, Volume 2, Issue 1, pp 13–25

Refining the Costs Analyses of the Fort Bragg Evaluation: The Impact of Cost Offset and Cost Shifting

  • E. Michael Foster
  • Leonard Bickman

DOI: 10.1023/A:1010139823791

Cite this article as:
Foster, E.M. & Bickman, L. Ment Health Serv Res (2000) 2: 13. doi:10.1023/A:1010139823791

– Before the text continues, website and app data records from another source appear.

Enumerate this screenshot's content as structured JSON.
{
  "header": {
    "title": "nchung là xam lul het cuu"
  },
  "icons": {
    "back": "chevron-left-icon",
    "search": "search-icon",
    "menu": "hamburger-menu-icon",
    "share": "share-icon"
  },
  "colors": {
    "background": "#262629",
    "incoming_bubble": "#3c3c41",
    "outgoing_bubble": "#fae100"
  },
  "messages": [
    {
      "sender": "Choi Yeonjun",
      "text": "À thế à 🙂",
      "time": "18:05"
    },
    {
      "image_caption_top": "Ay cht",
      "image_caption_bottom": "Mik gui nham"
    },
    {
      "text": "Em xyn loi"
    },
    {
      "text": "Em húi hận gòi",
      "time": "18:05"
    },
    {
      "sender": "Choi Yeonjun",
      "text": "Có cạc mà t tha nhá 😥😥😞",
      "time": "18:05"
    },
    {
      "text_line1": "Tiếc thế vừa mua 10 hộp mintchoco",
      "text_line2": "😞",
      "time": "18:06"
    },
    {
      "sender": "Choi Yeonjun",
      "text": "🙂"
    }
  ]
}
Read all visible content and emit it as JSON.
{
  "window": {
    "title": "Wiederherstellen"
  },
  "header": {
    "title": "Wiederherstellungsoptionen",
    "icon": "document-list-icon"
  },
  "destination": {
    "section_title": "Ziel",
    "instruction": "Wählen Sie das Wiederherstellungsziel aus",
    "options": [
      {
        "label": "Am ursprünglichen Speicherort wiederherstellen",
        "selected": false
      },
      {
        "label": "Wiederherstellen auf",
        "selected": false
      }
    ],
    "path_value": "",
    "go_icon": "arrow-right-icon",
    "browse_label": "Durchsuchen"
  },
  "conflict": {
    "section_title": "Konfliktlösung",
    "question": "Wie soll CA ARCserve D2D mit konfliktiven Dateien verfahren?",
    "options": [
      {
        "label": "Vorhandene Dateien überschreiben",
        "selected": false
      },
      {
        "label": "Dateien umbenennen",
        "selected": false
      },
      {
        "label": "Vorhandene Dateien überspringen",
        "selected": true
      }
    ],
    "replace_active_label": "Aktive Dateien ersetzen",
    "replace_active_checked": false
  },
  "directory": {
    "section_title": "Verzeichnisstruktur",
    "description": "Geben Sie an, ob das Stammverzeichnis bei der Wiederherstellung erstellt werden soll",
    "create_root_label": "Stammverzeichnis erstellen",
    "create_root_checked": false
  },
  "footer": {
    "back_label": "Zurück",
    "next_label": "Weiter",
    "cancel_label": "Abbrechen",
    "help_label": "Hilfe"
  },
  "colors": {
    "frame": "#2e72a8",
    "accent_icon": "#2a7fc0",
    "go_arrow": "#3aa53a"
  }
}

A key aim of the evaluation of the Fort Bragg Demonstration was to determine whether delivering services through a continuum of care lowered expenditures on mental health services. The evaluation clearly showed that expenditures were actually higher in the Demonstration. Critics of the evaluation claimed that the evaluation's perspective on costs was too narrow—in particular, that the Demonstration produced cost shifting and cost offset that were not captured by the evaluation. New data allow us to include a broader array of costs: mental health services received outside the catchment areas, general medical services for the children themselves, and mental health services used by family members. Results showed that reductions in other costs do partially offset higher expenditures on mental health services for children at the Fort Bragg Demonstration. However, even when broader costs are included, total family expenditures are still substantially higher at the Demonstration.


Copyright information

© Plenum Publishing Corporation 2000

Authors and Affiliations

  • E. Michael Foster
    • 1
  • Leonard Bickman
    • 2
  1. 1.School of Policy StudiesGeorgia State UniversityAtlanta
  2. 2.Center for Mental Health PolicyVanderbilt UniversityNashville